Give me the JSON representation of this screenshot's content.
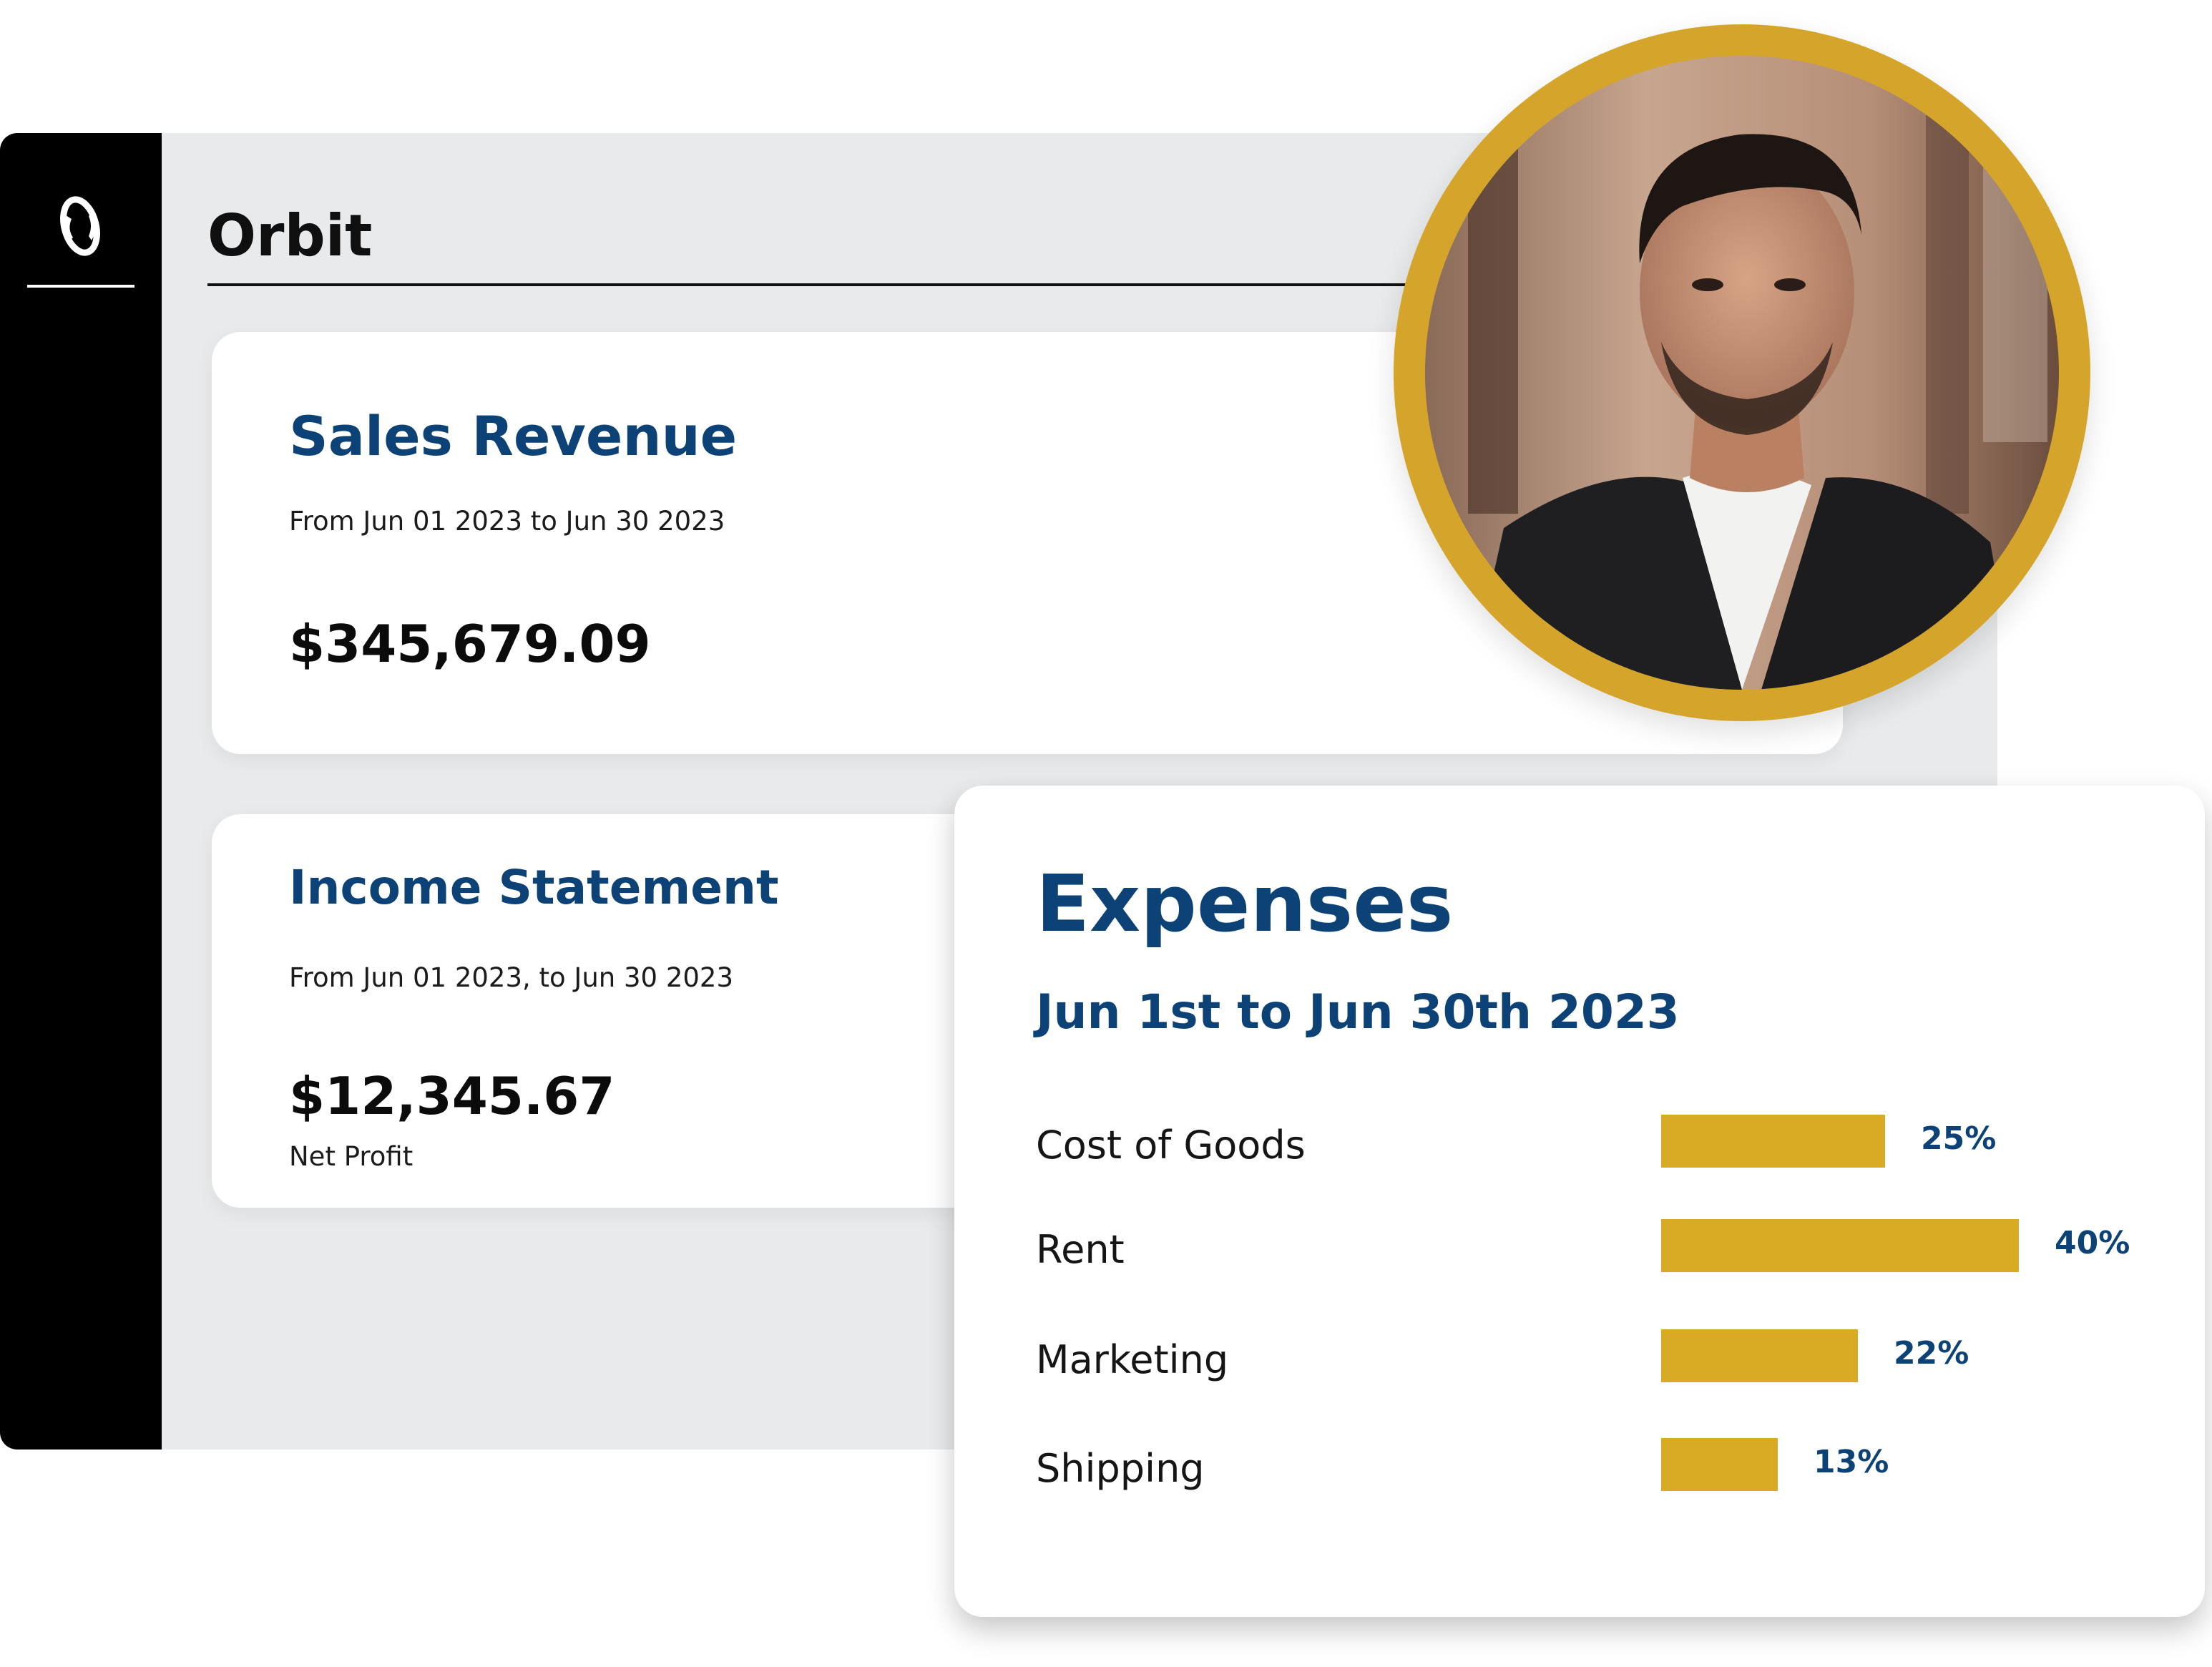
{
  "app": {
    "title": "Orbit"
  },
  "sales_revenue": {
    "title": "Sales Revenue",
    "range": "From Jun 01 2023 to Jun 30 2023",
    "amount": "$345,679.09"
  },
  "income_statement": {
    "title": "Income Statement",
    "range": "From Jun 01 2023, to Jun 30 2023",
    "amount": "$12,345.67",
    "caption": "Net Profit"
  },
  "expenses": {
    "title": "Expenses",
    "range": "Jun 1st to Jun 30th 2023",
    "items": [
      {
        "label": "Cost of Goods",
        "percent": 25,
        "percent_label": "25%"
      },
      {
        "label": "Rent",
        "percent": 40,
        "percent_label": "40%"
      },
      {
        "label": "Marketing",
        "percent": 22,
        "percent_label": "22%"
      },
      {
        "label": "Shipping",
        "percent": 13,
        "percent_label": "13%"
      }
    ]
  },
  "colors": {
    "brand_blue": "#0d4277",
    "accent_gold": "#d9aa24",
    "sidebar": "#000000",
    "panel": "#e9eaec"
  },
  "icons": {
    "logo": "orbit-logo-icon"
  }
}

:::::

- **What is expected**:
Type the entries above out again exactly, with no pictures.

- **Written reply**:
Give me the JSON representation of this screenshot's content.
{
  "app": {
    "title": "Orbit"
  },
  "sales_revenue": {
    "title": "Sales Revenue",
    "range": "From Jun 01 2023 to Jun 30 2023",
    "amount": "$345,679.09"
  },
  "income_statement": {
    "title": "Income Statement",
    "range": "From Jun 01 2023, to Jun 30 2023",
    "amount": "$12,345.67",
    "caption": "Net Profit"
  },
  "expenses": {
    "title": "Expenses",
    "range": "Jun 1st to Jun 30th 2023",
    "items": [
      {
        "label": "Cost of Goods",
        "percent": 25,
        "percent_label": "25%"
      },
      {
        "label": "Rent",
        "percent": 40,
        "percent_label": "40%"
      },
      {
        "label": "Marketing",
        "percent": 22,
        "percent_label": "22%"
      },
      {
        "label": "Shipping",
        "percent": 13,
        "percent_label": "13%"
      }
    ]
  },
  "colors": {
    "brand_blue": "#0d4277",
    "accent_gold": "#d9aa24",
    "sidebar": "#000000",
    "panel": "#e9eaec"
  },
  "icons": {
    "logo": "orbit-logo-icon"
  }
}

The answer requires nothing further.